:: Problem description ::
Which lines below contain "high"? Copy every one of them.

++++

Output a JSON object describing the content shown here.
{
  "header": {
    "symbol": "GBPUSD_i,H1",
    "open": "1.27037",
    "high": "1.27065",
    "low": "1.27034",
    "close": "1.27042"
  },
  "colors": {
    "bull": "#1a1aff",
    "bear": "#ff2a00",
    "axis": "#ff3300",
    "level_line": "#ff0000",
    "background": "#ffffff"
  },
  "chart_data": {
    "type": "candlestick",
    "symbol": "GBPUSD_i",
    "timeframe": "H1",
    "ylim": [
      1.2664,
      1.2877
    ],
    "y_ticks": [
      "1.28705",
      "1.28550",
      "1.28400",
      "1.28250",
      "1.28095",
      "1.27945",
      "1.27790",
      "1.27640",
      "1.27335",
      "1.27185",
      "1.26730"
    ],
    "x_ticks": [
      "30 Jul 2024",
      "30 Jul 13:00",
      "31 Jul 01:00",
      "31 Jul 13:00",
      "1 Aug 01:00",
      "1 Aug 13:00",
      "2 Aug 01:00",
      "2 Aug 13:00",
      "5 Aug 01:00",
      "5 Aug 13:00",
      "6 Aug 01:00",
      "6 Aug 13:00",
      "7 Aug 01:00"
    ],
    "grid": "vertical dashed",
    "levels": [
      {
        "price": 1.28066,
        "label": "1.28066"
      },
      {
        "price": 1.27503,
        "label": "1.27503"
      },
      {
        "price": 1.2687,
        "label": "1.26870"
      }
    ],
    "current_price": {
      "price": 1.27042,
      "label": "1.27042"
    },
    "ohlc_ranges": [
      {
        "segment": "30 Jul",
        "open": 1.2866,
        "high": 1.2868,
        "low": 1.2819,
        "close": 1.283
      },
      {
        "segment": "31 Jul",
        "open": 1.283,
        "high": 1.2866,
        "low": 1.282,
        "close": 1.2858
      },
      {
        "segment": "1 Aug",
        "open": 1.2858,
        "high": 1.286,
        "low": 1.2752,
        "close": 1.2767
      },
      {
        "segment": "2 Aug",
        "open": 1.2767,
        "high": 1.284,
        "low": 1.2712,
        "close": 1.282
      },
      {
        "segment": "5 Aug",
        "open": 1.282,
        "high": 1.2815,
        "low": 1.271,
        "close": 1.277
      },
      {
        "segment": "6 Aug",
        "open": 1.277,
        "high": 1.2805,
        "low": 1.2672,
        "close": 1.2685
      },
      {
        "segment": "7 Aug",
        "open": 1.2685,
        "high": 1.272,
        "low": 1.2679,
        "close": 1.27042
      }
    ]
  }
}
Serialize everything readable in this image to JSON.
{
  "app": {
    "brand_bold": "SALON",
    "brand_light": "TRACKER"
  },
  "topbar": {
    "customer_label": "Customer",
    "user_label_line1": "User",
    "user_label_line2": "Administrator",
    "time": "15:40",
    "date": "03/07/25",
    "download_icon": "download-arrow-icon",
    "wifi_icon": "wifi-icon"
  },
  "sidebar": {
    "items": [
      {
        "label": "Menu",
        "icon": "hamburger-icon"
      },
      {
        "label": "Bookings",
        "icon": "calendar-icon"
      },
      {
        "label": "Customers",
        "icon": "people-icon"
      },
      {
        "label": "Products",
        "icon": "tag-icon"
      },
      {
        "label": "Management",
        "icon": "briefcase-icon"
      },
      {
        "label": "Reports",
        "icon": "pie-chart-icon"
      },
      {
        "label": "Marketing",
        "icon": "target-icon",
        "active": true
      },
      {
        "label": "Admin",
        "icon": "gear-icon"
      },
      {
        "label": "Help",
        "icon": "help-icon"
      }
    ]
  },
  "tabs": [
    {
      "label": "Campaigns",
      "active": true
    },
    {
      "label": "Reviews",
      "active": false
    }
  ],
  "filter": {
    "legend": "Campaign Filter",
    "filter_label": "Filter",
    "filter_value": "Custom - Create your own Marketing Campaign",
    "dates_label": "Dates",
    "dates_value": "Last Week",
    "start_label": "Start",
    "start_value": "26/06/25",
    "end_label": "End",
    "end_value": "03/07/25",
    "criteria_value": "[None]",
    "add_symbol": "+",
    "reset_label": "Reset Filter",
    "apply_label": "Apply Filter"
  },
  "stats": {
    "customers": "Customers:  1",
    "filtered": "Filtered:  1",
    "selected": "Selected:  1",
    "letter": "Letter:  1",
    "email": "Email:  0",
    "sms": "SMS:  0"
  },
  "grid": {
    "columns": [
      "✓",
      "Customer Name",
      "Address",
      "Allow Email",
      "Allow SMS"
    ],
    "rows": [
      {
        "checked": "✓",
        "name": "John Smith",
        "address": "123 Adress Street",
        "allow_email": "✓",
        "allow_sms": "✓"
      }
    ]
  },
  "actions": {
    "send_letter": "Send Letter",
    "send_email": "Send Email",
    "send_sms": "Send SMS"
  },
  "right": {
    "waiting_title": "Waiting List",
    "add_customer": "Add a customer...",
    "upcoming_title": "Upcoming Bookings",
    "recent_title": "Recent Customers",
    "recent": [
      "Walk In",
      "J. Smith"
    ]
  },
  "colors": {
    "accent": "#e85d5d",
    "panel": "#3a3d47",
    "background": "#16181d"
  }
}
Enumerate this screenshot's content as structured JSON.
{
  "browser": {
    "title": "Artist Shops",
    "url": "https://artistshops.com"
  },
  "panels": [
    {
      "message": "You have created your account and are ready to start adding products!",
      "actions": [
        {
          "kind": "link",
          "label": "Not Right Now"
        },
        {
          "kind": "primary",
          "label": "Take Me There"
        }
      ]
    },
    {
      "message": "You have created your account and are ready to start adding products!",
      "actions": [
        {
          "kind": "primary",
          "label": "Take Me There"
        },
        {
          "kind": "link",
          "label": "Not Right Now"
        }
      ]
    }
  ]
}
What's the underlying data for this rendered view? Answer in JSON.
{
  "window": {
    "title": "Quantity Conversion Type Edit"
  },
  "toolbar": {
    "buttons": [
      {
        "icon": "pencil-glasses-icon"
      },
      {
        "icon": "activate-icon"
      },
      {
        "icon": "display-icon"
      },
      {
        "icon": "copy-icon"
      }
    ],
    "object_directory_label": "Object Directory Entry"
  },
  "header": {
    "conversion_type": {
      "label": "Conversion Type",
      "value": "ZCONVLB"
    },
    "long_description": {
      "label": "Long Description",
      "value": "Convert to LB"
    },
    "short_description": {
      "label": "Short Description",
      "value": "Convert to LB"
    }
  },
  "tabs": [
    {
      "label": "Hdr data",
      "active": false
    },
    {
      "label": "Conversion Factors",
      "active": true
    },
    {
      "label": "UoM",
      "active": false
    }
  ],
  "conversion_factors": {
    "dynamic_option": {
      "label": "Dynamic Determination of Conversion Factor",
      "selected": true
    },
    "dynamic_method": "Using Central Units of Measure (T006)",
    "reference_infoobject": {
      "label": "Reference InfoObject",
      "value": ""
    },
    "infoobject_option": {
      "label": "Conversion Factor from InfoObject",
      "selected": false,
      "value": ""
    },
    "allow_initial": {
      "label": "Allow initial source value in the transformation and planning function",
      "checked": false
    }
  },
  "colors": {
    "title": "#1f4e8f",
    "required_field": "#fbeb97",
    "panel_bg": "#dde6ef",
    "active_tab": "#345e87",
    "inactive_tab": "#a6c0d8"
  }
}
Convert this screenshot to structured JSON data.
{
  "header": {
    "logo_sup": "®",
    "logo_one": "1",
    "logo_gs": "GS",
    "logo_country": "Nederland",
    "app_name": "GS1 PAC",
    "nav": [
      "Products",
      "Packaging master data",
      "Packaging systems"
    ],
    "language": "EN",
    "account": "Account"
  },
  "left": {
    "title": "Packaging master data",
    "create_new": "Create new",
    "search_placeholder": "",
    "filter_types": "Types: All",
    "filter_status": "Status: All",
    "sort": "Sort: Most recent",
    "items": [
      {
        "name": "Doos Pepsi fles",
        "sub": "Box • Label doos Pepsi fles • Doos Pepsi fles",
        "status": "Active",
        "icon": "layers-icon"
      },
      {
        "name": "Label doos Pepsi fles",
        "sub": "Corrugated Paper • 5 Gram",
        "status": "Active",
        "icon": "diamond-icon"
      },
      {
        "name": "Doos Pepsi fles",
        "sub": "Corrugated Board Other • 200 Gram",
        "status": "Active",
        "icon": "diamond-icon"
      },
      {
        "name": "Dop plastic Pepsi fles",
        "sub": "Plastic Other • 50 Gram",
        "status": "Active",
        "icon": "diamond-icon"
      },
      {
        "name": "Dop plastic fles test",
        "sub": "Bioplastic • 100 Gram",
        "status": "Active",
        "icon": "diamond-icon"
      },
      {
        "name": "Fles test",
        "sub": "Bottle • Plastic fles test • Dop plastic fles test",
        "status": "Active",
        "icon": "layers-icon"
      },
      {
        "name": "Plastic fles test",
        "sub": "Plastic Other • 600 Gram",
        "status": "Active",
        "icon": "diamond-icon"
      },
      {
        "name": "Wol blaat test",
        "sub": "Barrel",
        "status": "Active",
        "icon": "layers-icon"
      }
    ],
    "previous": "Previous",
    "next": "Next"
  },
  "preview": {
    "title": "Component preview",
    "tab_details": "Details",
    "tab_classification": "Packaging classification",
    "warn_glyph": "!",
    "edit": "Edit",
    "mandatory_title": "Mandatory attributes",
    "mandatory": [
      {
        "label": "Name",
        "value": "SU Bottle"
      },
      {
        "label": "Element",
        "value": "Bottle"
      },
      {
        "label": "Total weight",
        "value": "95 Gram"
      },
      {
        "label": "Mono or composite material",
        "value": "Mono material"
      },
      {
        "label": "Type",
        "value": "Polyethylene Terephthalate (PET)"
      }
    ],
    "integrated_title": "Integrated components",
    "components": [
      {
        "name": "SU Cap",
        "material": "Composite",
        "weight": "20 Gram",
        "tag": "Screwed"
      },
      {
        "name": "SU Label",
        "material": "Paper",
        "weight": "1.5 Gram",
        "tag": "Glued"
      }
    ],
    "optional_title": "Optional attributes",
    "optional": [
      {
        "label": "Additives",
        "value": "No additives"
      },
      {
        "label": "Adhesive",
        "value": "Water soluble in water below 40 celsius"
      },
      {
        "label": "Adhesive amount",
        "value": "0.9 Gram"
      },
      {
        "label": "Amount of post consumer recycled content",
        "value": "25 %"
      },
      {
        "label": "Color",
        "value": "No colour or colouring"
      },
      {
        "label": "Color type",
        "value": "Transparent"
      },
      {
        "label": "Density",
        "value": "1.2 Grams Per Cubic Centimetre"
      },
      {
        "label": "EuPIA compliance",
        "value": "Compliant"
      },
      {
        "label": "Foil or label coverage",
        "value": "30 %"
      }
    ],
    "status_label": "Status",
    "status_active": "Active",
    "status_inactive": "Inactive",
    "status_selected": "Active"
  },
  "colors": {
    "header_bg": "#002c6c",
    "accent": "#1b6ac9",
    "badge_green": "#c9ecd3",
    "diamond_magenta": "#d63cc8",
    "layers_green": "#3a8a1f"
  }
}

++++

:: Solved exercise ::
    "high": "1.27065",
        "high": 1.2868,
        "high": 1.2866,
        "high": 1.286,
        "high": 1.284,
        "high": 1.2815,
        "high": 1.2805,
        "high": 1.272,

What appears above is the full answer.